(Excerpts from an interface dataset)
======

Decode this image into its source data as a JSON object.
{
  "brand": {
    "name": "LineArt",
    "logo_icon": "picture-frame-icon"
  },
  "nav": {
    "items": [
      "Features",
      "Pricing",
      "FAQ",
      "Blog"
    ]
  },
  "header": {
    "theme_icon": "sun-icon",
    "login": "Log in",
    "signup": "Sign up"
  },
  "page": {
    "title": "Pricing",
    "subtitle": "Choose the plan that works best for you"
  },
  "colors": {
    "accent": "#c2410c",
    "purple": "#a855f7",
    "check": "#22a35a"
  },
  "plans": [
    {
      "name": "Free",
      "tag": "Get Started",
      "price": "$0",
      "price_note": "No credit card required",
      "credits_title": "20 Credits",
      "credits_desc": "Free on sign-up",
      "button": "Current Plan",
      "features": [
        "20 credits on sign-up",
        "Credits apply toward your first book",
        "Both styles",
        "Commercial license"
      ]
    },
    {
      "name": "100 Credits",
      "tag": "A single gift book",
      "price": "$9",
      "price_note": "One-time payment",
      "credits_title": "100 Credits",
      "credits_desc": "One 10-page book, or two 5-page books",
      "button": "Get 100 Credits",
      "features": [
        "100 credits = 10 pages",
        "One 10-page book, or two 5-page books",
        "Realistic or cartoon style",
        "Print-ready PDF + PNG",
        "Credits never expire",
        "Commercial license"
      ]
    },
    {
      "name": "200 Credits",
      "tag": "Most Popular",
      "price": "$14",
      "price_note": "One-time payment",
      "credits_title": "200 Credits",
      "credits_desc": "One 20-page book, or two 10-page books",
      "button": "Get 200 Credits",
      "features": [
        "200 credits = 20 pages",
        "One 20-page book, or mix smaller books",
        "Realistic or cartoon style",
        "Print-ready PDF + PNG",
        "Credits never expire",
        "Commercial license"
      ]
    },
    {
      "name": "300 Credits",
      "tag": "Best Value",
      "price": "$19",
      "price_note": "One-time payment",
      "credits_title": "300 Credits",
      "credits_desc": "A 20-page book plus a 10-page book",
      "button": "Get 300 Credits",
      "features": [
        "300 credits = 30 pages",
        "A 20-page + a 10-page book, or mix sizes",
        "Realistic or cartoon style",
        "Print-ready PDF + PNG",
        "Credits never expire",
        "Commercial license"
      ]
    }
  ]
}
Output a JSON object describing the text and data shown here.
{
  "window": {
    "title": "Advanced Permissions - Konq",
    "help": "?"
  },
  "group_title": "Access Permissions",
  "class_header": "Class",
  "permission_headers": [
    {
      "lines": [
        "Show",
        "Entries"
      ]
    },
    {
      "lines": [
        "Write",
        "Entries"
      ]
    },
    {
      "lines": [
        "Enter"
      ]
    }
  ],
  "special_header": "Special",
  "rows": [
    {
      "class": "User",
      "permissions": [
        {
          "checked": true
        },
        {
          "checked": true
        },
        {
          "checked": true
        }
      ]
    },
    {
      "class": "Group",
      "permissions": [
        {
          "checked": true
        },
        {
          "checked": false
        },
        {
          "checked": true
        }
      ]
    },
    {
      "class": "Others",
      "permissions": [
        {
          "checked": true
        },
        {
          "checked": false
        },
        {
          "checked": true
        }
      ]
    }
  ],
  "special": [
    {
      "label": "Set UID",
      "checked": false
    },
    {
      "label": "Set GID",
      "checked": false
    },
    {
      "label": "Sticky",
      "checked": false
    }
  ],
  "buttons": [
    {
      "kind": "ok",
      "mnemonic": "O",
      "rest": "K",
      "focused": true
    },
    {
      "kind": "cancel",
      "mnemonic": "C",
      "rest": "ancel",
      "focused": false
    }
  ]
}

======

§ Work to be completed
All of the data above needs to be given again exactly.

§ Worked solution
Decode this image into its source data as a JSON object.
{
  "brand": {
    "name": "LineArt",
    "logo_icon": "picture-frame-icon"
  },
  "nav": {
    "items": [
      "Features",
      "Pricing",
      "FAQ",
      "Blog"
    ]
  },
  "header": {
    "theme_icon": "sun-icon",
    "login": "Log in",
    "signup": "Sign up"
  },
  "page": {
    "title": "Pricing",
    "subtitle": "Choose the plan that works best for you"
  },
  "colors": {
    "accent": "#c2410c",
    "purple": "#a855f7",
    "check": "#22a35a"
  },
  "plans": [
    {
      "name": "Free",
      "tag": "Get Started",
      "price": "$0",
      "price_note": "No credit card required",
      "credits_title": "20 Credits",
      "credits_desc": "Free on sign-up",
      "button": "Current Plan",
      "features": [
        "20 credits on sign-up",
        "Credits apply toward your first book",
        "Both styles",
        "Commercial license"
      ]
    },
    {
      "name": "100 Credits",
      "tag": "A single gift book",
      "price": "$9",
      "price_note": "One-time payment",
      "credits_title": "100 Credits",
      "credits_desc": "One 10-page book, or two 5-page books",
      "button": "Get 100 Credits",
      "features": [
        "100 credits = 10 pages",
        "One 10-page book, or two 5-page books",
        "Realistic or cartoon style",
        "Print-ready PDF + PNG",
        "Credits never expire",
        "Commercial license"
      ]
    },
    {
      "name": "200 Credits",
      "tag": "Most Popular",
      "price": "$14",
      "price_note": "One-time payment",
      "credits_title": "200 Credits",
      "credits_desc": "One 20-page book, or two 10-page books",
      "button": "Get 200 Credits",
      "features": [
        "200 credits = 20 pages",
        "One 20-page book, or mix smaller books",
        "Realistic or cartoon style",
        "Print-ready PDF + PNG",
        "Credits never expire",
        "Commercial license"
      ]
    },
    {
      "name": "300 Credits",
      "tag": "Best Value",
      "price": "$19",
      "price_note": "One-time payment",
      "credits_title": "300 Credits",
      "credits_desc": "A 20-page book plus a 10-page book",
      "button": "Get 300 Credits",
      "features": [
        "300 credits = 30 pages",
        "A 20-page + a 10-page book, or mix sizes",
        "Realistic or cartoon style",
        "Print-ready PDF + PNG",
        "Credits never expire",
        "Commercial license"
      ]
    }
  ]
}
Output a JSON object describing the text and data shown here.
{
  "window": {
    "title": "Advanced Permissions - Konq",
    "help": "?"
  },
  "group_title": "Access Permissions",
  "class_header": "Class",
  "permission_headers": [
    {
      "lines": [
        "Show",
        "Entries"
      ]
    },
    {
      "lines": [
        "Write",
        "Entries"
      ]
    },
    {
      "lines": [
        "Enter"
      ]
    }
  ],
  "special_header": "Special",
  "rows": [
    {
      "class": "User",
      "permissions": [
        {
          "checked": true
        },
        {
          "checked": true
        },
        {
          "checked": true
        }
      ]
    },
    {
      "class": "Group",
      "permissions": [
        {
          "checked": true
        },
        {
          "checked": false
        },
        {
          "checked": true
        }
      ]
    },
    {
      "class": "Others",
      "permissions": [
        {
          "checked": true
        },
        {
          "checked": false
        },
        {
          "checked": true
        }
      ]
    }
  ],
  "special": [
    {
      "label": "Set UID",
      "checked": false
    },
    {
      "label": "Set GID",
      "checked": false
    },
    {
      "label": "Sticky",
      "checked": false
    }
  ],
  "buttons": [
    {
      "kind": "ok",
      "mnemonic": "O",
      "rest": "K",
      "focused": true
    },
    {
      "kind": "cancel",
      "mnemonic": "C",
      "rest": "ancel",
      "focused": false
    }
  ]
}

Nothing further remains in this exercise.